**What to do:** Among these records, which lines include "системы"? Copy them out.

::::

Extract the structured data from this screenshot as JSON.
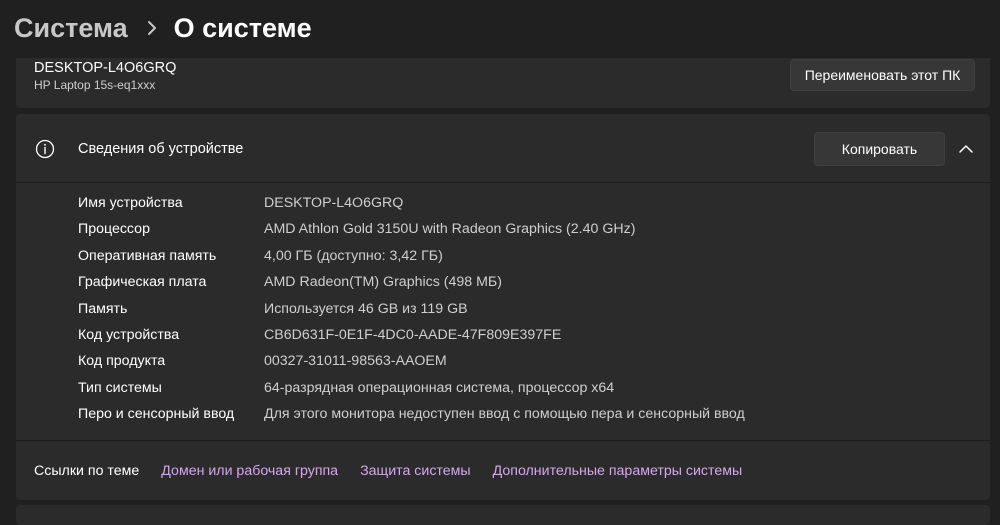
{
  "breadcrumb": {
    "parent": "Система",
    "separator": ">",
    "current": "О системе"
  },
  "device": {
    "name": "DESKTOP-L4O6GRQ",
    "model": "HP Laptop 15s-eq1xxx",
    "rename_button": "Переименовать этот ПК"
  },
  "specs": {
    "icon": "info-icon",
    "title": "Сведения об устройстве",
    "copy_button": "Копировать",
    "rows": [
      {
        "label": "Имя устройства",
        "value": "DESKTOP-L4O6GRQ"
      },
      {
        "label": "Процессор",
        "value": "AMD Athlon Gold 3150U with Radeon Graphics (2.40 GHz)"
      },
      {
        "label": "Оперативная память",
        "value": "4,00 ГБ (доступно: 3,42 ГБ)"
      },
      {
        "label": "Графическая плата",
        "value": "AMD Radeon(TM) Graphics (498 МБ)"
      },
      {
        "label": "Память",
        "value": "Используется 46 GB из 119 GB"
      },
      {
        "label": "Код устройства",
        "value": "CB6D631F-0E1F-4DC0-AADE-47F809E397FE"
      },
      {
        "label": "Код продукта",
        "value": "00327-31011-98563-AAOEM"
      },
      {
        "label": "Тип системы",
        "value": "64-разрядная операционная система, процессор x64"
      },
      {
        "label": "Перо и сенсорный ввод",
        "value": "Для этого монитора недоступен ввод с помощью пера и сенсорный ввод"
      }
    ]
  },
  "related_links": {
    "title": "Ссылки по теме",
    "links": [
      "Домен или рабочая группа",
      "Защита системы",
      "Дополнительные параметры системы"
    ]
  },
  "colors": {
    "background": "#202020",
    "card": "#2b2b2b",
    "link": "#d5a6f0"
  }
}
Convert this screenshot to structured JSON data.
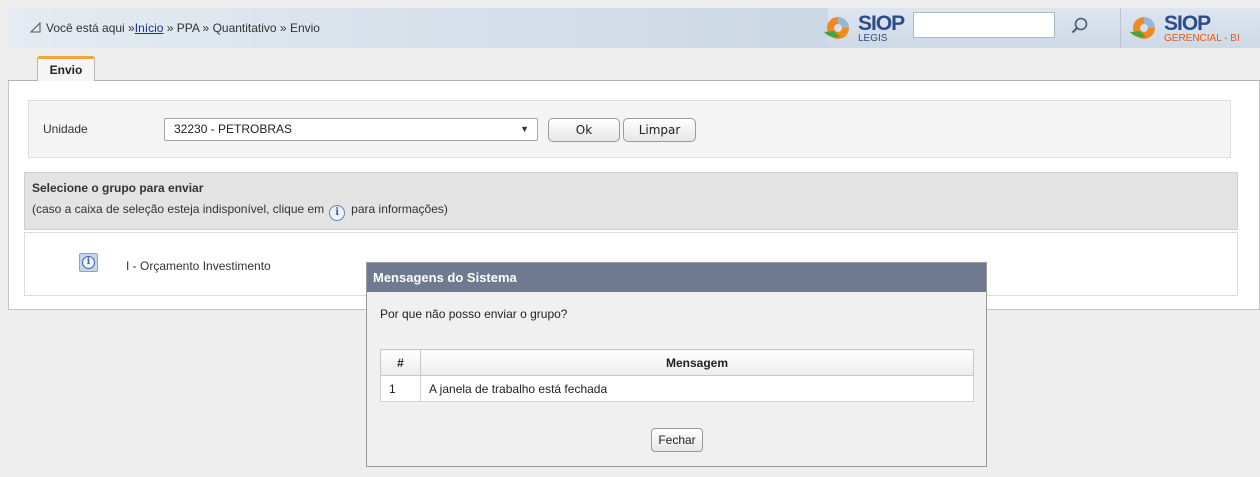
{
  "breadcrumb": {
    "prefix": "Você está aqui »",
    "home_link": "Início",
    "rest": " » PPA » Quantitativo » Envio"
  },
  "logos": {
    "legis": {
      "title": "SIOP",
      "subtitle": "LEGIS"
    },
    "gerencial": {
      "title": "SIOP",
      "subtitle": "GERENCIAL - BI"
    }
  },
  "search": {
    "value": "",
    "icon": "search-icon"
  },
  "tabs": [
    {
      "label": "Envio",
      "active": true
    }
  ],
  "filter": {
    "unidade_label": "Unidade",
    "unidade_selected": "32230 - PETROBRAS",
    "ok_label": "Ok",
    "limpar_label": "Limpar"
  },
  "group": {
    "title": "Selecione o grupo para enviar",
    "note_before": "(caso a caixa de seleção esteja indisponível, clique em",
    "note_after": "para informações)",
    "items": [
      {
        "label": "I - Orçamento Investimento",
        "icon": "info-icon"
      }
    ]
  },
  "modal": {
    "title": "Mensagens do Sistema",
    "question": "Por que não posso enviar o grupo?",
    "columns": [
      "#",
      "Mensagem"
    ],
    "rows": [
      {
        "num": "1",
        "message": "A janela de trabalho está fechada"
      }
    ],
    "close_label": "Fechar"
  },
  "colors": {
    "tab_accent": "#f0a43a",
    "modal_header": "#6f7a91",
    "link": "#1b2fa8",
    "logo_orange": "#f08a1e",
    "logo_blue": "#2d4d8a"
  }
}
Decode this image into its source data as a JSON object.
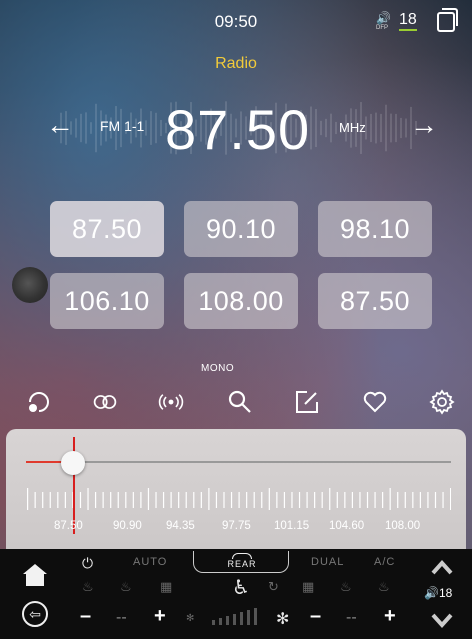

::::

**Solution for this exercise:**
        "label": "Тип системы",
      "Защита системы",
      "Дополнительные параметры системы"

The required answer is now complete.